A few months ago a friend and I were having a late night conversation coming up with silly ideas of what he defined as Passive Aggressive Architecture. I recently returned from New Orleans, where I was researching emergency housing for another grant I received. From being in New Orleans and back in New York I cannot stop realistically defining passive aggressive architecture that exists all around. Stairs that are too steep or too narrow that just begging for you to trip, park benches that disable you to lie down, pipes that are ready to blow anything into your face or privately owned public spaces that are hidden behind another wall. It is the idea that sometimes architecture, although it is made by us for us often forgets us and how we interact with our built environment. (I will be compiling a small zine of my passive aggressive findings.)
I am not saying Copenhagen does not have a fair amount of Passive Aggressive Architecture. Yet, on the grand scale the city does an incredible job at integrating people, environment and architecture as I will flush out exactly how in my research paper.

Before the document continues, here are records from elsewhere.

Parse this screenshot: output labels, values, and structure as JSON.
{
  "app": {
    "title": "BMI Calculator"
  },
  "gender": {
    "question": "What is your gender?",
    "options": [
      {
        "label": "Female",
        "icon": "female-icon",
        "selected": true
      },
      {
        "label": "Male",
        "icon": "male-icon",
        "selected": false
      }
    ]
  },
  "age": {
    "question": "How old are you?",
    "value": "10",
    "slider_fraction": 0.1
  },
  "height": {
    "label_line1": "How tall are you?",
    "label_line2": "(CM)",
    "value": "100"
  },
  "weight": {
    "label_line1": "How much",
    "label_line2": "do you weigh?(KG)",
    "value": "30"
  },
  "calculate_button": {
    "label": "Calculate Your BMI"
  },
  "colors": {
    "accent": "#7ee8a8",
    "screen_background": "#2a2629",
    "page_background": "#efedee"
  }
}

How can New York create more public spaces that are engaging? The greatest challenge for me so far was to narrow down exactly what I was hoping to achieve in New York and where to begin. I have compiled vast amount of data focusing on the transportation, parks and recreational areas and pedestrian and vehicular traffic. In the class Architecture and Urban Design Lab taught by Louise Harpman last semester I proposed a bicycle highway that uses the infrastructure of the subway to create safer and all year round long distance biking abilities in the city. For this proposal I would like to develop upon this idea creating network of shortcuts to incentives pedestrians and bikers to get out onto the streets more happily and efficiently. I have thought of using the east river to create new piers, get rid of parking lots or perhaps even create pop up activity centers that are located on not yet developed land.
Then I thought of New York City Authority Housing properties. You come across the government owned towers constantly, yet I never interact with them, with the common belief that they are “sketchy”. The projects stand out due to their lack of engagement. It is an experience of isolation. However why not redefine what already exists as poorly created public space and make it into something that has a sense of communal value? The “”passive aggressive” uninviting plazas that already exist in many NYCAH already have courtyards that are thoughtlessly placed to connect the different housing units that sometimes last for several blocks. Can crime or simply life quality be enhanced by having more intentional public zones?